The U.S. Won’t Secure a Single Additional Mile of Border in 2010

September 9, 2009 - 4:22 AM
Whatever else it does over the next 12 months, the Department of Homeland Security does not plan to bring a single additional mile of border "under effective control."
The U.S. Department of Homeland Security is planning to move several hundred Border Patrol agents away from the U.S.-Mexico border and will not secure a single additional mile of the U.S. border in fiscal 2010, according to the department’s annual performance report.
 
The document—“Department of Homeland Security Annual Performance Report: Fiscal Years 2008-2010”—was originally published by the Bush administration on Jan. 15 and was updated by the Obama administration on May 7.
 
Excluding the border between Alaska and Canada, the combined length of the U.S. borders with Mexico and Canada is about 6,000 miles (with almost 2,000 miles along the Mexican frontier and 4,000 along the Canadian).
 
The DHS annual performance report lists as the department’s top goal: “Protect our nation from dangerous people.” Under this goal, it lists as one program: “Border security and control between ports of entry.”
 
The goal of this program is: “Prevent potential terrorists, means of terrorism or other unlawful activities from entering the U.S. along our land borders by gaining operational control in areas deemed as high priority for terrorist threat potential or other national security objectives.” One measure of this is goal is titled: “Border miles under effective control (including certain coastal areas).”
 
Until this year, the department showed steady progress in this metric.
 
In fiscal 2005, for example, it had a goal of putting 150 miles of border “under effective control,” and it achieved 288 miles. In fiscal 2008, it had a goal of putting 674 miles of border “under effective control,” and it achieved 757 miles.
 
But this year, the progress stalled. In fiscal 2009, according to page 24 of the report, the department’s goal is to have 815 miles of border “under effective control.” In fiscal 2010, it says, the goal is also to have 815 miles of border “under effective control.”
 
In other words, whatever else it does over the next 12 months, the department does not plan to bring a single additional mile of border “under effective control.”
 
The line on page 24 of the DHS report indicating that the department’s goal for border miles “under effective control” will be the same for next year as it was for this year is marked with a discreet asterisk.
 
This asterisk leads to a footnote that appears to lay blame for the lack of progress on delays in deploying SBInet—the so-called “virtual fence” that was supposed to help the Border Patrol catch clandestine border crossers with the help of sensors and other technologies—and on the fact that during the coming year, hundreds of Border Patrol agents are going to be moved from the Mexican border to the Canadian border while only a “small increase” will be made in the new agents assigned to the southern border.
 
“The program plans to move several hundred Agents from the Southwest Border to the Northern Border to meet the FY 2010 staffing requirements, with only a small increase in new agents for the Southwest Border in the same year,” says the footnote. “In addition, limited funding is being dedicated toward purchasing legacy technologies on the Southwest Border until the upgraded technology associated with SBInet is fully deployed.
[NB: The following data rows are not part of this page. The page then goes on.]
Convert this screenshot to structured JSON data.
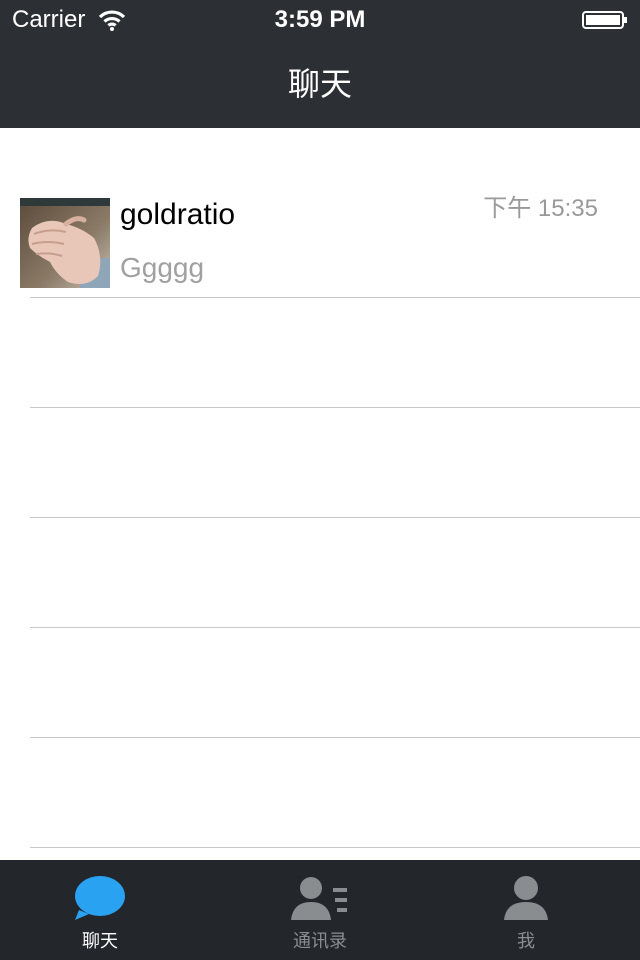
{
  "status_bar": {
    "carrier": "Carrier",
    "time": "3:59 PM"
  },
  "nav": {
    "title": "聊天"
  },
  "chats": [
    {
      "name": "goldratio",
      "time": "下午 15:35",
      "preview": "Ggggg",
      "avatar_icon": "hand-photo-avatar"
    }
  ],
  "tabbar": {
    "tabs": [
      {
        "label": "聊天",
        "icon": "chat-bubble-icon",
        "active": true
      },
      {
        "label": "通讯录",
        "icon": "contacts-icon",
        "active": false
      },
      {
        "label": "我",
        "icon": "person-icon",
        "active": false
      }
    ]
  },
  "colors": {
    "topbar_bg": "#2c2f33",
    "tabbar_bg": "#23272c",
    "active_tab": "#2aa2f2",
    "inactive_tab": "#8a8d90",
    "separator": "#c8c8c8"
  }
}
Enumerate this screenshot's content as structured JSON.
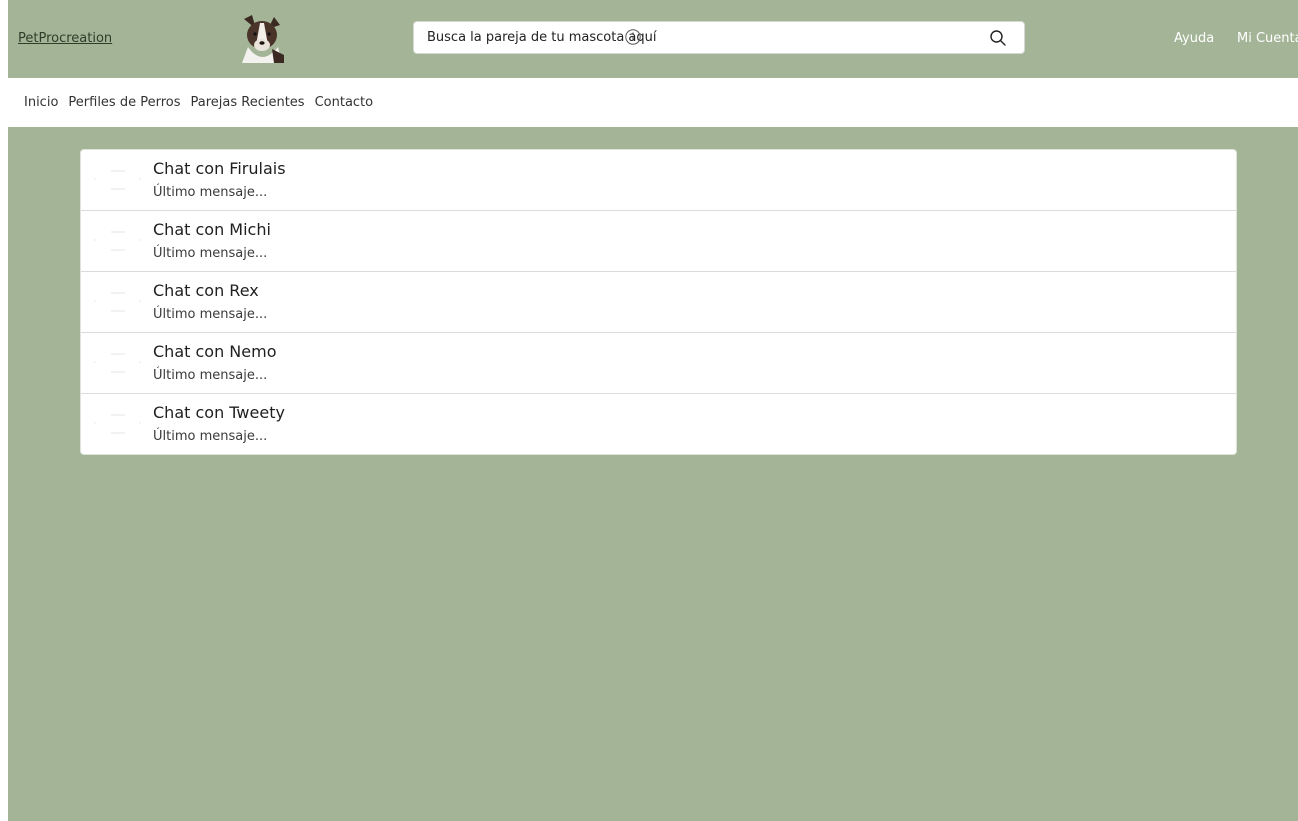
{
  "header": {
    "brand": "PetProcreation",
    "logo_icon": "dog-face-logo",
    "search": {
      "placeholder": "Busca la pareja de tu mascota aquí",
      "value": ""
    },
    "search_icon": "magnifier-icon",
    "info_icon": "info-circle-icon",
    "help_label": "Ayuda",
    "account_label": "Mi Cuenta"
  },
  "nav": {
    "items": [
      "Inicio",
      "Perfiles de Perros",
      "Parejas Recientes",
      "Contacto"
    ]
  },
  "chats": [
    {
      "title": "Chat con Firulais",
      "preview": "Último mensaje..."
    },
    {
      "title": "Chat con Michi",
      "preview": "Último mensaje..."
    },
    {
      "title": "Chat con Rex",
      "preview": "Último mensaje..."
    },
    {
      "title": "Chat con Nemo",
      "preview": "Último mensaje..."
    },
    {
      "title": "Chat con Tweety",
      "preview": "Último mensaje..."
    }
  ],
  "colors": {
    "background": "#a3b596",
    "panel": "#ffffff",
    "header_link": "#ffffff"
  }
}
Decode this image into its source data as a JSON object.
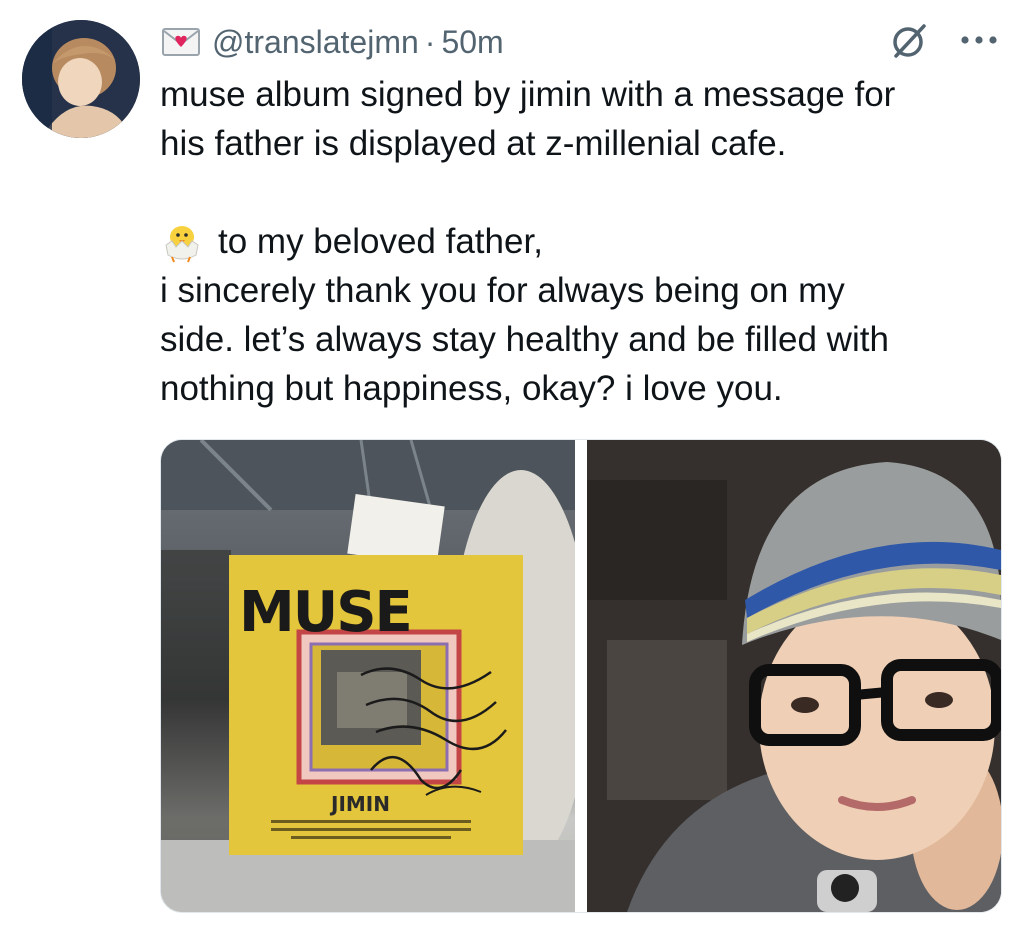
{
  "tweet": {
    "handle": "@translatejmn",
    "separator": "·",
    "time": "50m",
    "lines": [
      "muse album signed by jimin with a message for",
      "his father is displayed at z-millenial cafe.",
      "to my beloved father,",
      "i sincerely thank you for always being on my",
      "side. let’s always stay healthy and be filled with",
      "nothing but happiness, okay? i love you."
    ]
  },
  "media": {
    "album_title": "MUSE",
    "album_artist": "JIMIN"
  },
  "icons": {
    "header_emoji": "love-letter-icon",
    "message_emoji": "hatching-chick-icon",
    "grok": "grok-icon",
    "more": "more-icon"
  },
  "colors": {
    "text": "#0f1419",
    "muted": "#536471",
    "album_yellow": "#e8c93a"
  }
}
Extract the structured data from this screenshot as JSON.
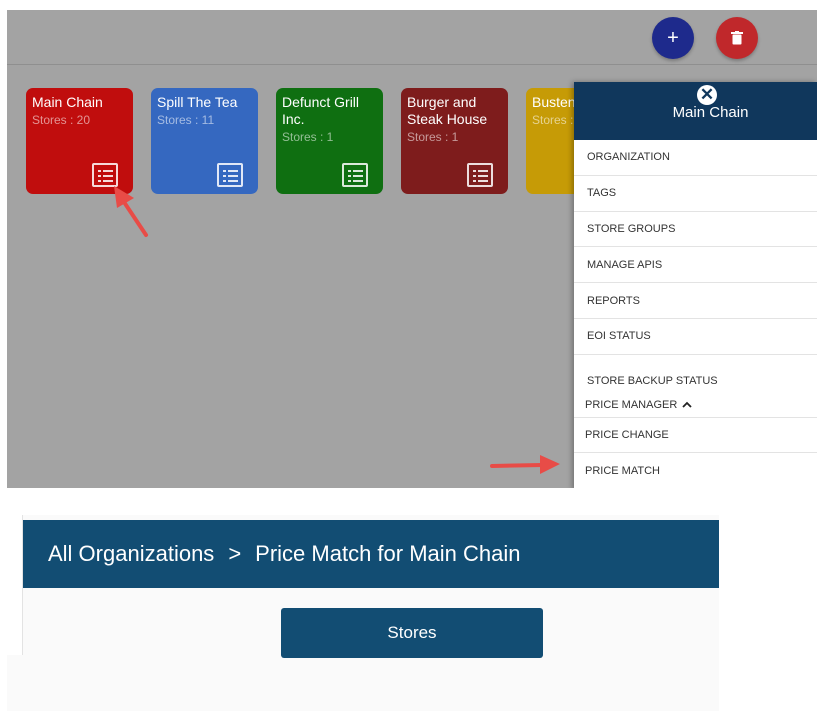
{
  "topbar": {
    "add_icon": "+",
    "delete_icon": "trash-icon"
  },
  "cards": [
    {
      "name": "Main Chain",
      "stores": "Stores : 20",
      "color": "#c00d0d"
    },
    {
      "name": "Spill The Tea",
      "stores": "Stores : 11",
      "color": "#3568c0"
    },
    {
      "name": "Defunct Grill Inc.",
      "stores": "Stores : 1",
      "color": "#0f6f11"
    },
    {
      "name": "Burger and Steak House",
      "stores": "Stores : 1",
      "color": "#7e1c1c"
    },
    {
      "name": "Busten",
      "stores": "Stores :",
      "color": "#c69b06"
    }
  ],
  "drawer": {
    "close_icon": "✕",
    "title": "Main Chain",
    "items": [
      "ORGANIZATION",
      "TAGS",
      "STORE GROUPS",
      "MANAGE APIS",
      "REPORTS",
      "EOI STATUS",
      "STORE BACKUP STATUS"
    ],
    "price_manager": "PRICE MANAGER",
    "price_manager_icon": "chevron-up-icon",
    "sub_items": [
      "PRICE CHANGE",
      "PRICE MATCH"
    ]
  },
  "header2": {
    "breadcrumb_root": "All Organizations",
    "separator": ">",
    "current": "Price Match for Main Chain"
  },
  "stores_button": "Stores",
  "colors": {
    "fab_add": "#1e2a8c",
    "fab_delete": "#c0282b",
    "drawer_header": "#10375c",
    "page_header": "#124d73",
    "annotation_arrow": "#e84c47"
  }
}
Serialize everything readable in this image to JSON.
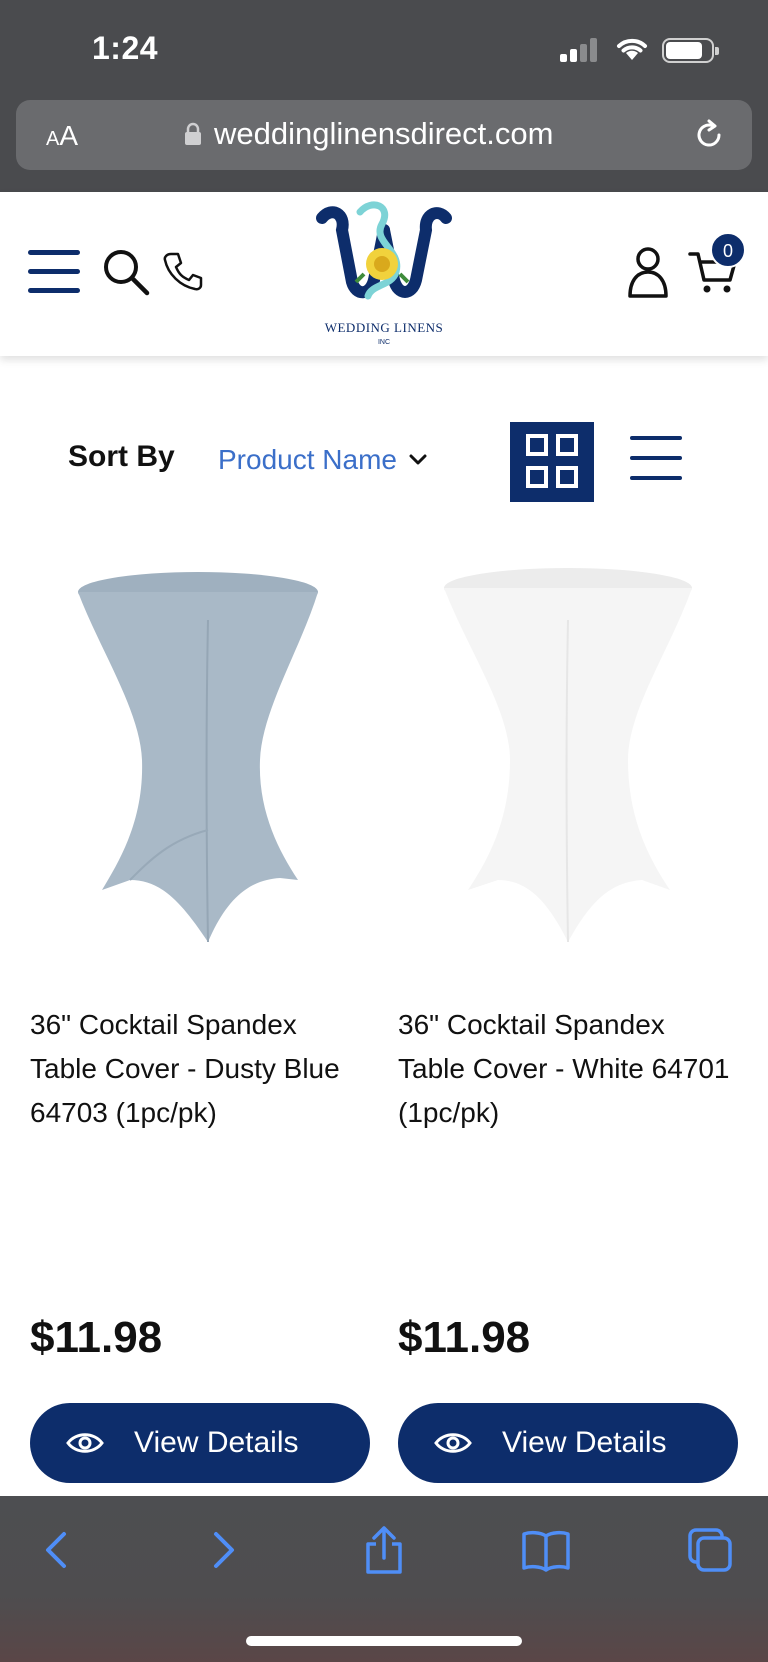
{
  "status_bar": {
    "time": "1:24"
  },
  "browser": {
    "text_size_label_small": "A",
    "text_size_label_large": "A",
    "url": "weddinglinensdirect.com"
  },
  "header": {
    "logo_text": "WEDDING LINENS",
    "logo_subtext": "INC",
    "cart_count": "0"
  },
  "sort": {
    "label": "Sort By",
    "selected": "Product Name"
  },
  "products": [
    {
      "title": "36\" Cocktail Spandex Table Cover - Dusty Blue 64703 (1pc/pk)",
      "price": "$11.98",
      "button_label": "View Details",
      "color": "#a9b9c7"
    },
    {
      "title": "36\" Cocktail Spandex Table Cover - White 64701 (1pc/pk)",
      "price": "$11.98",
      "button_label": "View Details",
      "color": "#f4f4f4"
    }
  ],
  "colors": {
    "brand": "#0d2d6b",
    "link": "#3b6fc9",
    "chrome": "#4a4b4e",
    "toolbar_icon": "#4f8ef7"
  }
}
Given these factors, the program expects the miles of effective control to remain constant in FY 2010.”
 
“Effective control” is defined in the department’s strategic plan for 2008-2013 as follows: “Border miles under control as defined in the National Strategic Plan is when the appropriate mix of personnel, equipment, technology and tactical infrastructure has been deployed to reasonably ensure that when an attempted illegal entry is detected, the Border Patrol has the ability to identify, classify and respond to bring the attempted illegal entry to a satisfactory law enforcement resolution.”
 
Press officers at the Department of Homeland Security and Customs and Border Protection failed to respond to inquiries I made about the DHS annual performance report over the course of several days.
 
On Friday, the nation will commemorate the eighth anniversary of the Sept. 11, 2001, terrorist attacks.